Bishop of Truro: So [this review] is about change more broadly, and indeed perhaps policy change as well. This is an issue that affects tens of thousands if not more in Pakistan, and in many other places.
Foreign Secretary: And the final question, Patrick from The Guardian.
Patrick Wintour, The Guardian: The UK already rubs up the many Islamic and autocratic states in meetings by demanding action on human rights either in private or public. Are you not just adding another gripe which will annoy these countries and reduce UK influence? And how finally, do you prevent this becoming a vehicle for right wing Islamophobia as you said, you’re sure it will not.
Foreign Secretary: Well first of all on the second question. I just don’t think there’s any possibility of this becoming any vehicle for malign influence. And the reason is very straightforward, that we press equally hard for all faiths. So long before I had any engagement with Bishop Philip, I was working very hard on the issue of the persecution of the Rohingya in Burma, and it is largely because of their faith that they have suffered the most appalling ethnic cleansing, and what the UN allege to be genocide.

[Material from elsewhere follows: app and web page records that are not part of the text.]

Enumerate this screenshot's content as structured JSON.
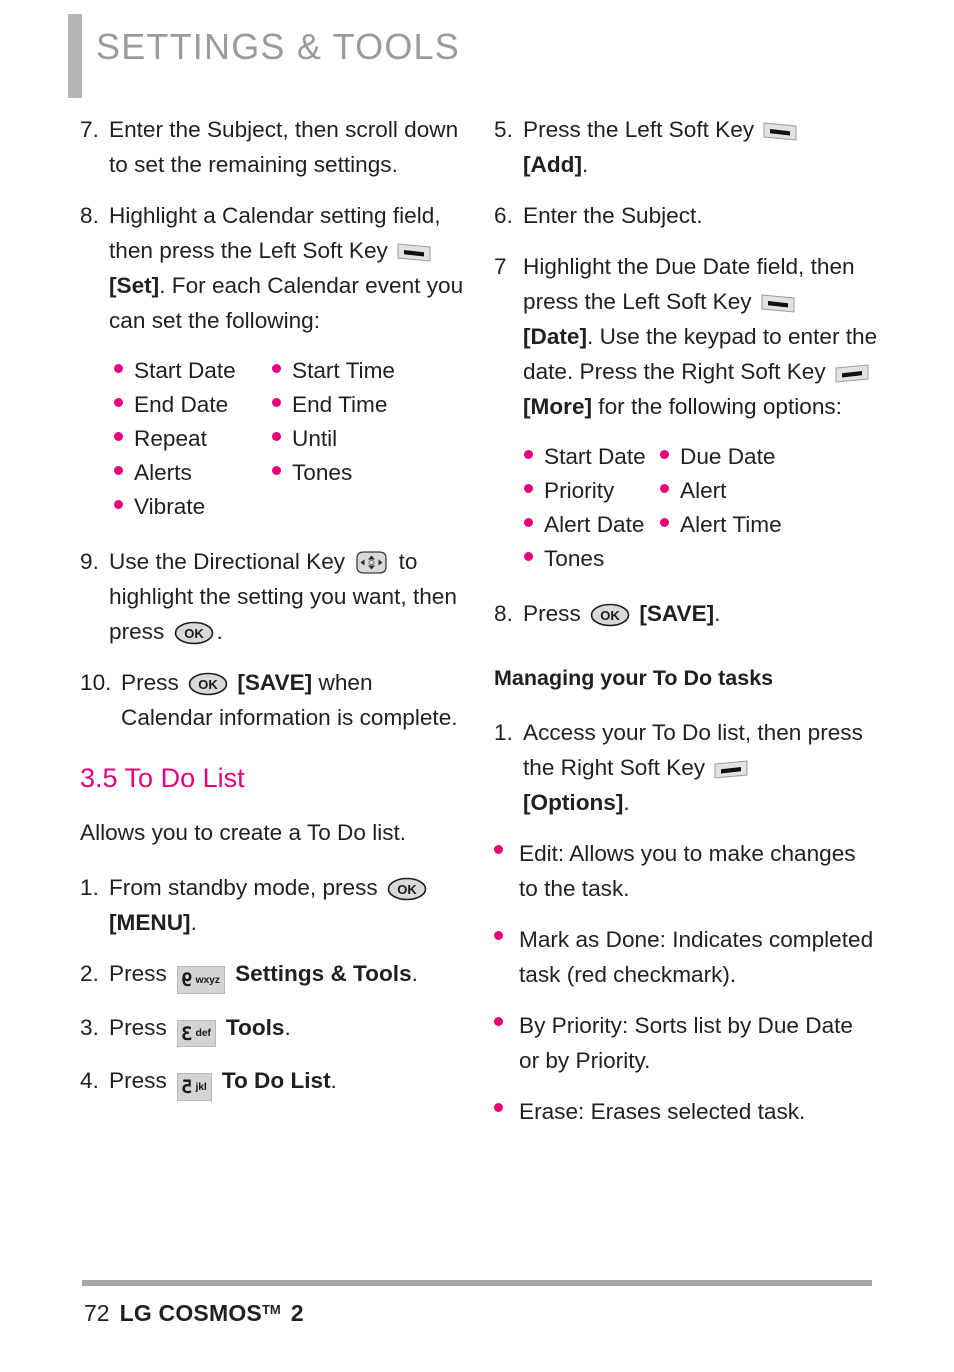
{
  "header": {
    "title": "SETTINGS & TOOLS",
    "accent_color": "#e6007e",
    "header_gray": "#9b9b9b"
  },
  "left_column": {
    "steps": [
      {
        "num": "7.",
        "text": "Enter the Subject, then scroll down to set the remaining settings."
      },
      {
        "num": "8.",
        "text_a": "Highlight a Calendar setting field, then press the Left Soft Key ",
        "icon": "left-soft-key",
        "bold_b": "[Set]",
        "text_b": ". For each Calendar event you can set the following:"
      }
    ],
    "calendar_options_col1": [
      "Start Date",
      "End Date",
      "Repeat",
      "Alerts",
      "Vibrate"
    ],
    "calendar_options_col2": [
      "Start Time",
      "End Time",
      "Until",
      "Tones"
    ],
    "step9": {
      "num": "9.",
      "text_a": "Use the Directional Key ",
      "icon1": "directional-key",
      "text_b": " to highlight the setting you want, then press ",
      "icon2": "ok-key",
      "text_c": "."
    },
    "step10": {
      "num": "10.",
      "text_a": "Press ",
      "icon": "ok-key",
      "bold_b": "[SAVE]",
      "text_b": " when Calendar information is complete."
    },
    "section_title": "3.5 To Do List",
    "intro": "Allows you to create a To Do list.",
    "todo_steps": [
      {
        "num": "1.",
        "text_a": "From standby mode, press ",
        "icon": "ok-key",
        "bold_b": "[MENU]",
        "text_b": "."
      },
      {
        "num": "2.",
        "text_a": "Press ",
        "key_digit": "9",
        "key_letters": "wxyz",
        "bold_b": "Settings & Tools",
        "text_b": "."
      },
      {
        "num": "3.",
        "text_a": "Press ",
        "key_digit": "3",
        "key_letters": "def",
        "bold_b": "Tools",
        "text_b": "."
      },
      {
        "num": "4.",
        "text_a": "Press ",
        "key_digit": "5",
        "key_letters": "jkl",
        "bold_b": "To Do List",
        "text_b": "."
      }
    ]
  },
  "right_column": {
    "step5": {
      "num": "5.",
      "text_a": "Press the Left Soft Key ",
      "icon": "left-soft-key",
      "bold_b": "[Add]",
      "text_b": "."
    },
    "step6": {
      "num": "6.",
      "text": "Enter the Subject."
    },
    "step7": {
      "num": "7",
      "text_a": "Highlight the Due Date field, then press the Left Soft Key ",
      "icon1": "left-soft-key",
      "bold_b": "[Date]",
      "text_b": ". Use the keypad to enter the date. Press the Right Soft Key ",
      "icon2": "right-soft-key",
      "bold_c": "[More]",
      "text_c": " for the following options:"
    },
    "todo_options_col1": [
      "Start Date",
      "Priority",
      "Alert Date",
      "Tones"
    ],
    "todo_options_col2": [
      "Due Date",
      "Alert",
      "Alert Time"
    ],
    "step8": {
      "num": "8.",
      "text_a": "Press ",
      "icon": "ok-key",
      "bold_b": "[SAVE]",
      "text_b": "."
    },
    "sub_head": "Managing your To Do tasks",
    "manage_step1": {
      "num": "1.",
      "text_a": "Access your To Do list, then press the Right Soft Key ",
      "icon": "right-soft-key",
      "bold_b": "[Options]",
      "text_b": "."
    },
    "option_bullets": [
      "Edit: Allows you to make changes to the task.",
      "Mark as Done: Indicates completed task (red checkmark).",
      "By Priority: Sorts list by Due Date or by Priority.",
      "Erase: Erases selected task."
    ]
  },
  "footer": {
    "page_number": "72",
    "model": "LG COSMOS",
    "tm": "TM",
    "model_suffix": "2"
  }
}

So you know there is a very, very serious issue there which we’re looking at. So I think we are doing this completely blind to the specific religion involved but where there’s an issue we should do something.
The first question is an important one. And I think it’s really about the way you raise these issues. We last met I think when we were both in Iran, and we raised some very important human rights issues with the Iranian government. But my view is that a lot of Britain’s power and influence isn’t just about our economic clout in the world, and our military strength and all those things. It’s also because across the world we are seen as a country that stands for certain values, in particular we are seen as a country that together with the United States after the Second World War set up an international order which for all the terrible stories you read in the newspapers has probably been the most successful international order in the history of humanity, and people associate us as being one of the architects of that order. And therefore they’re looking for us to take a lead on issues like this, but not only issues like this, but also issues like climate change and media freedom which are not just important for the UK, but important for everyone. And so that’s why I think it is important that we do look at these campaigns and do the right thing, whilst recognising that diplomatic realities mean that we’re not always able to do as much as we want, but that doesn’t mean that we shouldn’t do anything at all.

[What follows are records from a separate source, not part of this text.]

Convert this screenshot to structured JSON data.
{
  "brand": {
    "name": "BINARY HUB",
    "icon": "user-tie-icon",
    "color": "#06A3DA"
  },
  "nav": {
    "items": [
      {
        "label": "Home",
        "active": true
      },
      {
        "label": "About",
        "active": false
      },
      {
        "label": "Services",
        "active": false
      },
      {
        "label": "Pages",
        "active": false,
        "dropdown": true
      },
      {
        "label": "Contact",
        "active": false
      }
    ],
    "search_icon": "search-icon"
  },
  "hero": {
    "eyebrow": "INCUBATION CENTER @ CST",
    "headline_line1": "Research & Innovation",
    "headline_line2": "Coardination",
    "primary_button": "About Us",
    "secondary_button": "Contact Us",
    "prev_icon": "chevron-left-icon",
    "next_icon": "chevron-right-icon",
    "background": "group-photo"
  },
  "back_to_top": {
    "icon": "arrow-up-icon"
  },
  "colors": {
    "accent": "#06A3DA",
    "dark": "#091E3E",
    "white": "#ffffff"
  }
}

This last response is perhaps the most interesting (notwithstanding the manifest wisdom, nuance and grasp of missional complexity evidenced in the previous answers), because what the Foreign Secretary appears to be saying is that the FCO’s mission to alleviate the suffering of millions of Christians will work because “we press equally hard for all faiths”. It is almost though this will be a covert emphasis; a determination to use British diplomatic freedom and latent power to be all things to all people in order that some might be saved. But then we get the rather confusing, if not altogether muddled: “I think we are doing this completely blind to the specific religion involved but where there’s an issue we should do something.”

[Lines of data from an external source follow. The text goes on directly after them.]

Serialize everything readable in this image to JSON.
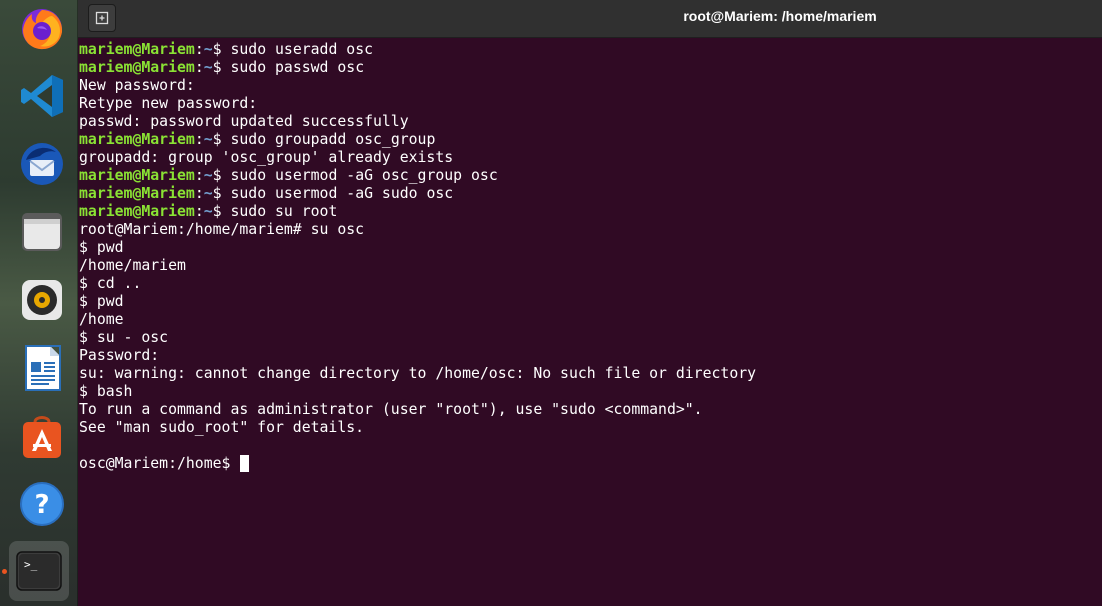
{
  "window": {
    "title": "root@Mariem: /home/mariem",
    "new_tab_icon": "new-tab-icon"
  },
  "dock": {
    "items": [
      {
        "name": "firefox",
        "icon": "firefox-icon"
      },
      {
        "name": "vscode",
        "icon": "vscode-icon"
      },
      {
        "name": "thunderbird",
        "icon": "thunderbird-icon"
      },
      {
        "name": "files",
        "icon": "files-icon"
      },
      {
        "name": "rhythmbox",
        "icon": "rhythmbox-icon"
      },
      {
        "name": "libreoffice-writer",
        "icon": "writer-icon"
      },
      {
        "name": "software",
        "icon": "software-icon"
      },
      {
        "name": "help",
        "icon": "help-icon",
        "glyph": "?"
      },
      {
        "name": "terminal",
        "icon": "terminal-icon",
        "glyph": ">_",
        "active": true
      }
    ]
  },
  "terminal": {
    "prompt_user": "mariem@Mariem",
    "prompt_path": "~",
    "lines": [
      {
        "type": "prompt",
        "cmd": "sudo useradd osc"
      },
      {
        "type": "prompt",
        "cmd": "sudo passwd osc"
      },
      {
        "type": "out",
        "text": "New password:"
      },
      {
        "type": "out",
        "text": "Retype new password:"
      },
      {
        "type": "out",
        "text": "passwd: password updated successfully"
      },
      {
        "type": "prompt",
        "cmd": "sudo groupadd osc_group"
      },
      {
        "type": "out",
        "text": "groupadd: group 'osc_group' already exists"
      },
      {
        "type": "prompt",
        "cmd": "sudo usermod -aG osc_group osc"
      },
      {
        "type": "prompt",
        "cmd": "sudo usermod -aG sudo osc"
      },
      {
        "type": "prompt",
        "cmd": "sudo su root"
      },
      {
        "type": "out",
        "text": "root@Mariem:/home/mariem# su osc"
      },
      {
        "type": "out",
        "text": "$ pwd"
      },
      {
        "type": "out",
        "text": "/home/mariem"
      },
      {
        "type": "out",
        "text": "$ cd .."
      },
      {
        "type": "out",
        "text": "$ pwd"
      },
      {
        "type": "out",
        "text": "/home"
      },
      {
        "type": "out",
        "text": "$ su - osc"
      },
      {
        "type": "out",
        "text": "Password:"
      },
      {
        "type": "out",
        "text": "su: warning: cannot change directory to /home/osc: No such file or directory"
      },
      {
        "type": "out",
        "text": "$ bash"
      },
      {
        "type": "out",
        "text": "To run a command as administrator (user \"root\"), use \"sudo <command>\"."
      },
      {
        "type": "out",
        "text": "See \"man sudo_root\" for details."
      },
      {
        "type": "out",
        "text": ""
      },
      {
        "type": "cursor",
        "text": "osc@Mariem:/home$ "
      }
    ]
  },
  "colors": {
    "background": "#300a24",
    "prompt_user": "#8ae234",
    "prompt_path": "#729fcf",
    "text": "#ffffff"
  }
}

How, pray, can one launch and independent review specifically into the persecution of Christians across the globe, and then hope to intervene to bring an end the suffering and trauma endured specifically by Christians, if one is “completely blind to the specific religion involved”?